- [YOUR INSTRUCTIONS] The data is to be set down once more, exactly as it reads.

- [ENTRIES SUPPLIED]
------------
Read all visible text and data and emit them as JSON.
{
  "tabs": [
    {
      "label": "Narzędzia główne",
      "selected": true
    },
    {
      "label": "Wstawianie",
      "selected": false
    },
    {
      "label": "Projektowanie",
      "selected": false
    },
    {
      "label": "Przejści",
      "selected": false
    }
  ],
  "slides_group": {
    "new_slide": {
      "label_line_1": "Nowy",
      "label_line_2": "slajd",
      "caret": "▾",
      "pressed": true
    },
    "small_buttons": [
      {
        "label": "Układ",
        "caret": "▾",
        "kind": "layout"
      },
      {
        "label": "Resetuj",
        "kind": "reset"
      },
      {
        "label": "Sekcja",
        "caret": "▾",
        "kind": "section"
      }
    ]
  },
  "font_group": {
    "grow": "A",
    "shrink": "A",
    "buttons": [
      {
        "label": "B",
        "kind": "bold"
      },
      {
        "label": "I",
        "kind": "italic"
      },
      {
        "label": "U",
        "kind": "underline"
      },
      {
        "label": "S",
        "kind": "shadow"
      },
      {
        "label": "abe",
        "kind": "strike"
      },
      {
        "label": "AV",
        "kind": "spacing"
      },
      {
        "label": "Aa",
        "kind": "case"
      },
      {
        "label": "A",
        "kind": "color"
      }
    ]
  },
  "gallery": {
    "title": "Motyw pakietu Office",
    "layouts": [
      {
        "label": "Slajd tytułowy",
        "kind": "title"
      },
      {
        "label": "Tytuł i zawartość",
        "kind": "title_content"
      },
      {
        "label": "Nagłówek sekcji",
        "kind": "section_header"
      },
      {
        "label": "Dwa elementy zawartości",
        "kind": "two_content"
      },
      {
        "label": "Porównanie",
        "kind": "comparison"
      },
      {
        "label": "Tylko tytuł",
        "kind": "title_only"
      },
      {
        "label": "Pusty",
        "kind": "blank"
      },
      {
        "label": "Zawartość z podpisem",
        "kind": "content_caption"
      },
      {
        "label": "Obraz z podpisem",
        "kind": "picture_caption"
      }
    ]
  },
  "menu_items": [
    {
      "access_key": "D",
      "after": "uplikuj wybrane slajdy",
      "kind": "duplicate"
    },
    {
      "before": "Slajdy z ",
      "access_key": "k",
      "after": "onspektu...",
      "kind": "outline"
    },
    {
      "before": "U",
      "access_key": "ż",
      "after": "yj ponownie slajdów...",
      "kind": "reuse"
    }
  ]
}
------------
- [WORKED SOLUTION]
Read all visible text and data and emit them as JSON.
{
  "tabs": [
    {
      "label": "Narzędzia główne",
      "selected": true
    },
    {
      "label": "Wstawianie",
      "selected": false
    },
    {
      "label": "Projektowanie",
      "selected": false
    },
    {
      "label": "Przejści",
      "selected": false
    }
  ],
  "slides_group": {
    "new_slide": {
      "label_line_1": "Nowy",
      "label_line_2": "slajd",
      "caret": "▾",
      "pressed": true
    },
    "small_buttons": [
      {
        "label": "Układ",
        "caret": "▾",
        "kind": "layout"
      },
      {
        "label": "Resetuj",
        "kind": "reset"
      },
      {
        "label": "Sekcja",
        "caret": "▾",
        "kind": "section"
      }
    ]
  },
  "font_group": {
    "grow": "A",
    "shrink": "A",
    "buttons": [
      {
        "label": "B",
        "kind": "bold"
      },
      {
        "label": "I",
        "kind": "italic"
      },
      {
        "label": "U",
        "kind": "underline"
      },
      {
        "label": "S",
        "kind": "shadow"
      },
      {
        "label": "abe",
        "kind": "strike"
      },
      {
        "label": "AV",
        "kind": "spacing"
      },
      {
        "label": "Aa",
        "kind": "case"
      },
      {
        "label": "A",
        "kind": "color"
      }
    ]
  },
  "gallery": {
    "title": "Motyw pakietu Office",
    "layouts": [
      {
        "label": "Slajd tytułowy",
        "kind": "title"
      },
      {
        "label": "Tytuł i zawartość",
        "kind": "title_content"
      },
      {
        "label": "Nagłówek sekcji",
        "kind": "section_header"
      },
      {
        "label": "Dwa elementy zawartości",
        "kind": "two_content"
      },
      {
        "label": "Porównanie",
        "kind": "comparison"
      },
      {
        "label": "Tylko tytuł",
        "kind": "title_only"
      },
      {
        "label": "Pusty",
        "kind": "blank"
      },
      {
        "label": "Zawartość z podpisem",
        "kind": "content_caption"
      },
      {
        "label": "Obraz z podpisem",
        "kind": "picture_caption"
      }
    ]
  },
  "menu_items": [
    {
      "access_key": "D",
      "after": "uplikuj wybrane slajdy",
      "kind": "duplicate"
    },
    {
      "before": "Slajdy z ",
      "access_key": "k",
      "after": "onspektu...",
      "kind": "outline"
    },
    {
      "before": "U",
      "access_key": "ż",
      "after": "yj ponownie slajdów...",
      "kind": "reuse"
    }
  ]
}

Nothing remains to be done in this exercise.